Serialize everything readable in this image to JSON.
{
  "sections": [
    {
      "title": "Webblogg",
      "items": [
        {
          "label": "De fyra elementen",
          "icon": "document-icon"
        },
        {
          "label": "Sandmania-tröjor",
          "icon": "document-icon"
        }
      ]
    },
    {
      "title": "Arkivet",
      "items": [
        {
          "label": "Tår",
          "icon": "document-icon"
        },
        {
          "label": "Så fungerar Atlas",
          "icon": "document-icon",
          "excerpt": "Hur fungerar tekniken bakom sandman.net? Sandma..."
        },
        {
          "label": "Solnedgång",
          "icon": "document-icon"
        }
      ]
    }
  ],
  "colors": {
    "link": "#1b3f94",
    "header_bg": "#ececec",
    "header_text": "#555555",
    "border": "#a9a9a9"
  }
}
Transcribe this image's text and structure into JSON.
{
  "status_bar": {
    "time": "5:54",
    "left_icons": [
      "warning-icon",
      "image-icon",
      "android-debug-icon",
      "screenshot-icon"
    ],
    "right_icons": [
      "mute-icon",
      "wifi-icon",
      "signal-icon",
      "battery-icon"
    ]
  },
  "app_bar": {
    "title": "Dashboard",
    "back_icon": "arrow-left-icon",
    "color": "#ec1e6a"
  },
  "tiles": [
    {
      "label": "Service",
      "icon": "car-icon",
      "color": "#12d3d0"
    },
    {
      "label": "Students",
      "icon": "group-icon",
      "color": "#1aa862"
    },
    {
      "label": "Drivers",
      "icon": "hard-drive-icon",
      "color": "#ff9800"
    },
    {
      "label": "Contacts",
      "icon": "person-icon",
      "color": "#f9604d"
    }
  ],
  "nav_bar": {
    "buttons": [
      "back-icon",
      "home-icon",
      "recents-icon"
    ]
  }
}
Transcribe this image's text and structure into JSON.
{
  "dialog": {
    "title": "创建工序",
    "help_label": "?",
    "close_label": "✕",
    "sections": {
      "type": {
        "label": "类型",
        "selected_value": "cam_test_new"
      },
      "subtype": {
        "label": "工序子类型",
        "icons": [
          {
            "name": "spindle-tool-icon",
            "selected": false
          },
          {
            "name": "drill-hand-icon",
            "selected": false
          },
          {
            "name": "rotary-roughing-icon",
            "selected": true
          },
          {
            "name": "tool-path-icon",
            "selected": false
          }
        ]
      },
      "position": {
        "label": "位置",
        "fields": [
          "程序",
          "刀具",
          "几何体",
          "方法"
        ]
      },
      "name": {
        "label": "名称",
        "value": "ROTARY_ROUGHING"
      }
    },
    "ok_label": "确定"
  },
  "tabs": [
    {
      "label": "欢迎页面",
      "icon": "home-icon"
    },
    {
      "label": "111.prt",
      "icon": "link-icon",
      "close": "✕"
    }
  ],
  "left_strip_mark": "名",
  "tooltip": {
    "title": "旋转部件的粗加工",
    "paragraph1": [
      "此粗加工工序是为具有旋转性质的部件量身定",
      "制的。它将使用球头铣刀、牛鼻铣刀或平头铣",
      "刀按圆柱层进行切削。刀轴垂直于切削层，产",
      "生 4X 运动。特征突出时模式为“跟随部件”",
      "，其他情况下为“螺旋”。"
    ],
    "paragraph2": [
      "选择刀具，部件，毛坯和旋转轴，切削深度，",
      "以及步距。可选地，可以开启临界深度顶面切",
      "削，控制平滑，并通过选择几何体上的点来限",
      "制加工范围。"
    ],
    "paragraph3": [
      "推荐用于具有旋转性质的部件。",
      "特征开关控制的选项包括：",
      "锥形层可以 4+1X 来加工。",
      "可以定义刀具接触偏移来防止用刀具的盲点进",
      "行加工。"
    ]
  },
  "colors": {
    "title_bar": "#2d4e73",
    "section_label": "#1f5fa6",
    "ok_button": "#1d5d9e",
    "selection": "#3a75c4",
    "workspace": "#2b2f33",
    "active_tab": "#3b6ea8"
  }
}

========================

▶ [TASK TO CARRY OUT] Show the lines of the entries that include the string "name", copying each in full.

▶ [SOLUTION FOR THIS TASK]
            "name": "spindle-tool-icon",
            "name": "drill-hand-icon",
            "name": "rotary-roughing-icon",
            "name": "tool-path-icon",
      "name": {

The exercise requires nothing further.